At the heart of a telemedicine career is achieving that work-life balance we all heard of but maybe were never able to achieve.

The ability to work from the comfort of your own home while having the flexibility of setting your own schedule is not something we generally get when working a traditional 9 to 5 in healthcare. There's real data that suggests that this flexibility may be the panacea for this epidemic (no pun intended) of burnout amongst healthcare providers. 

What you Should Look For in a Telemedicine Job:

This really could be an entire article all by itself. But here are 8 things you should ask when investigating a telemedicine job:

1.) Compensation: It may seem unseemly to ask about compensation from the start but part of job satisfaction is feeling valued, and the way companies express value for your time is how much they pay for it.

Do a little comparison. Is it at market value? Less? If it's less are their expectations lower in regards to patient volume? Do they allow more flexibility in scheduling?

2.) Benefits: This goes hand in glove with the above. Are they paying for healthcare/vision/dental? Do they 401k match? Offer stock options? A vesting schedule? Are they paying you via W2 or 1099? Are they offering a CME stipend?

3.) Licensure: If they expect you to maintain licensure in multiple states, who's paying for it? You? Them? Who's paying for the maintenance of those licenses?

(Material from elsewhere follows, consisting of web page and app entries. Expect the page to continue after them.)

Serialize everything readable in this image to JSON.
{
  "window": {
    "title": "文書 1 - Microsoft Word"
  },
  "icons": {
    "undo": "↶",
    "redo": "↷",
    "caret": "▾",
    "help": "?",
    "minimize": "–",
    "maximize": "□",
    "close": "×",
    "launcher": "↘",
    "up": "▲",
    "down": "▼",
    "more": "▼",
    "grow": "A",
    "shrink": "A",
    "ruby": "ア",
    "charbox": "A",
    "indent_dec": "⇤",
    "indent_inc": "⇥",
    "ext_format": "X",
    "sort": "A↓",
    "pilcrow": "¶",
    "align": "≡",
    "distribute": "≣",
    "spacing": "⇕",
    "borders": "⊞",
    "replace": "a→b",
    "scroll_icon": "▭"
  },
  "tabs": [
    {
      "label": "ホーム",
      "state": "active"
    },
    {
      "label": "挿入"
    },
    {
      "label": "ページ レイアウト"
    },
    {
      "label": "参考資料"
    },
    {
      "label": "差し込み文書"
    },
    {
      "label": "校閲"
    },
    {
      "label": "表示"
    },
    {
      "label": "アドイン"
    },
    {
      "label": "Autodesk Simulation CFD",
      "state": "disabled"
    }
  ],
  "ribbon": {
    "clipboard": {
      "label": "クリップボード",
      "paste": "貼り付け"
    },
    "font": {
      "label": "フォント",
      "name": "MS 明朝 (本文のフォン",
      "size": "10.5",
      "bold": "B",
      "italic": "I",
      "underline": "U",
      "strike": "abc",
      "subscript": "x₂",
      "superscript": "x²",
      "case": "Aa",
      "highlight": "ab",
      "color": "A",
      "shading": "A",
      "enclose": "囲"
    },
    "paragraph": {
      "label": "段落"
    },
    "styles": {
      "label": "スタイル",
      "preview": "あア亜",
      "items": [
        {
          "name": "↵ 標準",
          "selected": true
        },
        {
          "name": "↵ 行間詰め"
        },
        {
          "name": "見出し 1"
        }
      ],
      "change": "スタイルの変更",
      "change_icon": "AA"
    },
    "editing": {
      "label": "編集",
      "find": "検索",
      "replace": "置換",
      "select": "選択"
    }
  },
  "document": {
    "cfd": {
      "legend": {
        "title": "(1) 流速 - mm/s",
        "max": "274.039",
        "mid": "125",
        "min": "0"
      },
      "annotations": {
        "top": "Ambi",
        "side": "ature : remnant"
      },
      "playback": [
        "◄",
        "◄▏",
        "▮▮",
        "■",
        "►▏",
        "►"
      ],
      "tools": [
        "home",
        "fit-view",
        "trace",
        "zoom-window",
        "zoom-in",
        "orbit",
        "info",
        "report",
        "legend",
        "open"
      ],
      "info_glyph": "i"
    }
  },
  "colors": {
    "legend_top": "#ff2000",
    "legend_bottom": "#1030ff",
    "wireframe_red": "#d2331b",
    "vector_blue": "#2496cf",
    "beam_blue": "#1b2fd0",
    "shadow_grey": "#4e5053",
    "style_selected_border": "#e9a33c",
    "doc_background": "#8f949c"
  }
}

4.) Malpractice Insurance: If they're not providing any, I would consider looking elsewhere. Period.

5.) Platform: What are they using for their EMR or platform? Is it proprietary or is a white-labeled app that you've used before?  it easy to use? Is it something you can see yourself using hours and hours every day? Is it a synchronous or asynchronous telemedicine job?

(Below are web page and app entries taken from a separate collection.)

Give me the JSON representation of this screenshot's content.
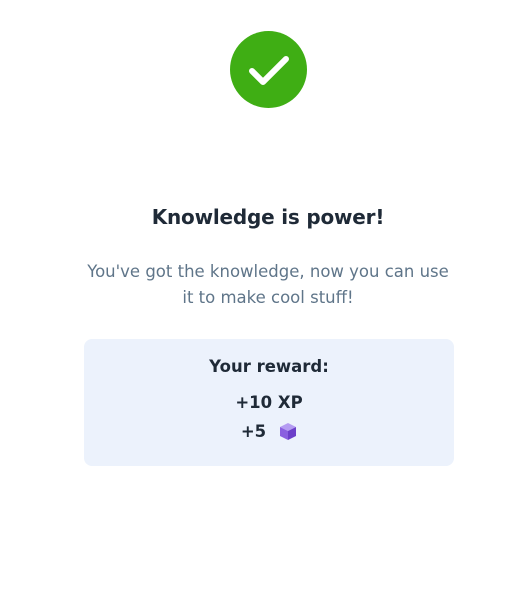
{
  "success": {
    "icon": "checkmark-circle-icon",
    "color": "#3fae14"
  },
  "title": "Knowledge is power!",
  "subtitle": "You've got the knowledge, now you can use it to make cool stuff!",
  "reward": {
    "heading": "Your reward:",
    "xp": "+10 XP",
    "gems": "+5",
    "gem_icon": "purple-cube-icon",
    "card_color": "#ecf2fc"
  }
}
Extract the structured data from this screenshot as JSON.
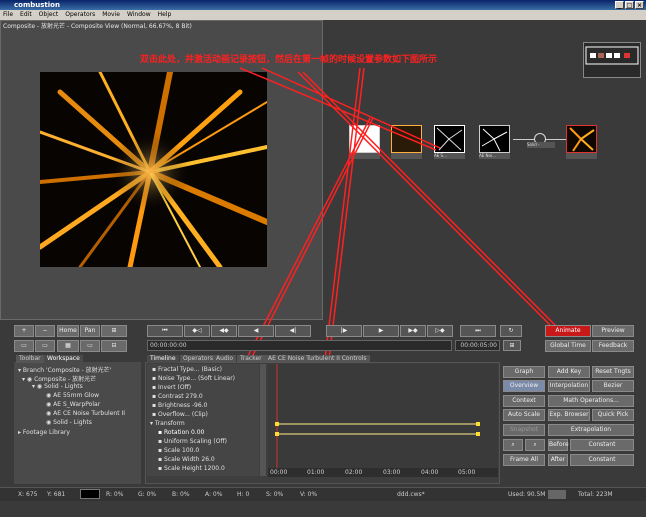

6.) Support: Is there support staff to help you contact patients, order tests and medications, and schedule follow-up visits? A little bit of help can go a long way.

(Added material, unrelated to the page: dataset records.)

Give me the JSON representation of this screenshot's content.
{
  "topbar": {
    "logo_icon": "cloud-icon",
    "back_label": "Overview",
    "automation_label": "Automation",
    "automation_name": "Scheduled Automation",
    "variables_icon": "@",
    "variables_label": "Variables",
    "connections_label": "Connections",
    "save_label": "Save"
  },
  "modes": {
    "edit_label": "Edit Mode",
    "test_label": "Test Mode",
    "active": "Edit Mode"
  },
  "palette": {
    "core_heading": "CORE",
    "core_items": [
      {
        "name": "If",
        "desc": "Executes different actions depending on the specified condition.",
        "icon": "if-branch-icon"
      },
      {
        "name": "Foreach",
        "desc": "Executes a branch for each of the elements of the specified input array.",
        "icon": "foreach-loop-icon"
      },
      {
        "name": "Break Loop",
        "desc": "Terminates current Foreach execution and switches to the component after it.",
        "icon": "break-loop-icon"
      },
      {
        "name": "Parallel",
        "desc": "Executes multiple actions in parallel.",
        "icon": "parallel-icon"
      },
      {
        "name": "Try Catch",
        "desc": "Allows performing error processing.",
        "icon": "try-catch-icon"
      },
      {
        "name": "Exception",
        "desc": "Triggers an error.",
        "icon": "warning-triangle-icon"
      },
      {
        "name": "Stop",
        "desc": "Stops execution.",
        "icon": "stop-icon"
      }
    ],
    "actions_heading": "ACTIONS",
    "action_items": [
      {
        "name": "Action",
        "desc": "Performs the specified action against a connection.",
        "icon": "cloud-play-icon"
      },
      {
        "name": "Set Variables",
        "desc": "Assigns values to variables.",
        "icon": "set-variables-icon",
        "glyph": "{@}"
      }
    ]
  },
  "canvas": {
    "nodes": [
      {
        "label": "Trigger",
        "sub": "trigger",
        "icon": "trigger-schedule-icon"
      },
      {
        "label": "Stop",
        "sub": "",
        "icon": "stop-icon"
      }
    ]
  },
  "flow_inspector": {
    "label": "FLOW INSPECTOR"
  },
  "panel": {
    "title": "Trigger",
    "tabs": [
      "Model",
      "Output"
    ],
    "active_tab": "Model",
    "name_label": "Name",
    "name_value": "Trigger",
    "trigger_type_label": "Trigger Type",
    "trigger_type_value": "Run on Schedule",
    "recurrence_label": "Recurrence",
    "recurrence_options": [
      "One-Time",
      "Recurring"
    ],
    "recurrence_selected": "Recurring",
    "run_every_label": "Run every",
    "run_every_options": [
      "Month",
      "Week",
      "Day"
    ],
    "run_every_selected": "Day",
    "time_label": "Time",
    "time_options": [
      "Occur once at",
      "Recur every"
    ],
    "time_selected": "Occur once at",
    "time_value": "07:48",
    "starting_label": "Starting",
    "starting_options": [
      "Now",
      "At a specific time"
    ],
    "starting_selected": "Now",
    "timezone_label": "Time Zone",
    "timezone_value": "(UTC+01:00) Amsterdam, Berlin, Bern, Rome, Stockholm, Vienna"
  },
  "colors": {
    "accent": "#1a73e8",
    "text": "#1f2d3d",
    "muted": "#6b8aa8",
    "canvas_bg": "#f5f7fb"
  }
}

7.) Scheduling: Who sets the schedule? How many hours are you required to work per week and during what times of the day? What happens when you go on vacation

8.) Expectations: There's a big difference between seeing two patients in an hour and seeing 10. Are they giving you enough time to see patients in a safe manner that let's you provide a high standard of care? You want to be replicating the quality of care that you do in person in the virtual space. Don't risk your license just to please a company. If you feel like they're sacrificing your quality of care that's probably not a company you want to work for. 

What Telemedicine Companies are Looking For:

If there's a job out there that is lucrative, flexible, reasonable, supportive, and with great benefits you can bet there is going to be outsized competition for those spots.

Telemedicine companies are looking for people with great communication skills, interpersonal skills, and the kind of people that can establish a rapport with their patients without the proverbial "laying of hands." Although telemedicine has been around for a while, many companies are just starting up and they're looking for brand ambassadors.

Professionalism in the digital space is it's own learning experience. This can manifest in how you light your room, set your space, protect patient information, and how you interact with a patient in a digital/virtual environment. It does require some level of comfort with different platforms and technology. If you're a tech-challenged, fear not, it doesn't require much know-how to become fluent in these digital health technologies.

How to Find Telemedicine Positions:

Teledocjobs is a website designed by healthcare providers for healthcare providers so you can find your next opportunity. Sign up for our mailing list and job alerts and we'll let you know when something comes up! If you're in more immediate need feel free to reach out to us directly at support@teledocjobs.com.

Beyond us there's always the standard google search and just becoming an active part of the online telemedicine community and by going to professional conferences. We can assure you, if you're a healthcare provider and you're interested in working remotely, there is work out there for you! 

There's a job out there that you can not just survive in, but thrive in.

Let us help you find it.